This king spoke every language known to human beings and animals. He loved his wife very much and acquiesced to her every request (she was, you'll have guessed, very beautiful and equally very whimsical). After many unreasonable demands such as wanting a carpet made from corn silk, the lady demanded a carpet of feathers. Since the king spoke to all animals he called upon all birds to present themselves immediately that morning so that he could pluck their feathers. As soon as he called them [and knowing what he would do to them, woaw, animals are so devoted and are such fatalists!] they arrived. However the Owl was missing. The king, miffed, decided to wait for the Owl before starting the plucking. The Owl only came at sunset.
"The king asked 'why didn't you come this morning?'
The Owl replied 'Oh my Lord, O my majesty, I was very busy with my work'.
The king dumbfounded asked 'why were you so over-busy'
The Owl replied 'I was counting days and nights, male and female'.
The King growing more curious than angry, further inquired 'What did you find then, are there more males than females?'
The Owl answered 'There are more women than men and more days than nights'
The king asked 'why is it so?'
The Owl answered 'I know that every day has night and every man has wife'
The king asked 'what do you mean?'
The Owl replied 'Oh your majesty, in the night when the moon shines it makes the night like the day. In the same way a man who obeys every command of his wife becomes like a wife himself'."
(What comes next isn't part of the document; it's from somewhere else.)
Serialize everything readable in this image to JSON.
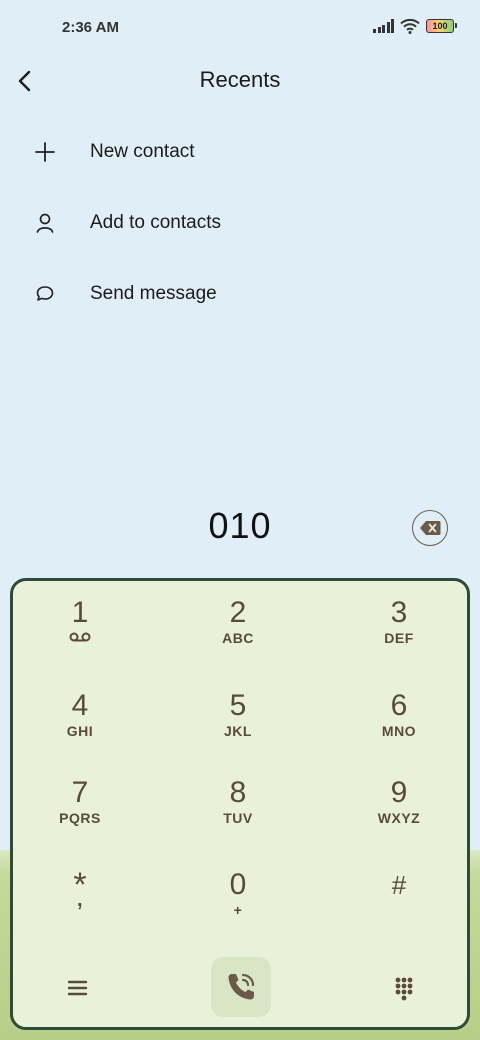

This story opened a whole series or rather, ahem, ungratifying proverbs about women (ie ungratifying for women). I would have posted some of them but I do find that as we say in French the best jokes are the shortest.


I do find these proverbs humorous from the height and distance of my passport which affords me rather luxurious human and woman's rights (luxurious in comparison with many other legal and cultural practices around this globe) but one book did set my not-yet-born smile back into place: Oromtitti: the forgotten women in Ethiopian History by Belletech Deressa. More on that in another post.

A final wisdom note:

7) Oromo Proverb : Ganamaan Ka'anif Waaqi dur hin'baan
"To rise early will not help escape from God"
… one I'll definitely ponder on tomorrow at dawn...

_______________
Notes taken with fingers jamming to Mos Def 'Umi says' , 'Mathematics' , Kenna 'Out of control'

1 comment:

Bohashem said...

Mengesha is an old friend i have lost contact with since early 1990s. I remember him writing the book about Oromo proverbs and stories. Mengesha himself is an Oromo from Wallagga province in Western Ethiopia. It was through him that i came to know that most of the Oromo elite came from this province. I would love to meet Mengesha again and to findout how views the situation of the OLF and Oromia 'Killel'.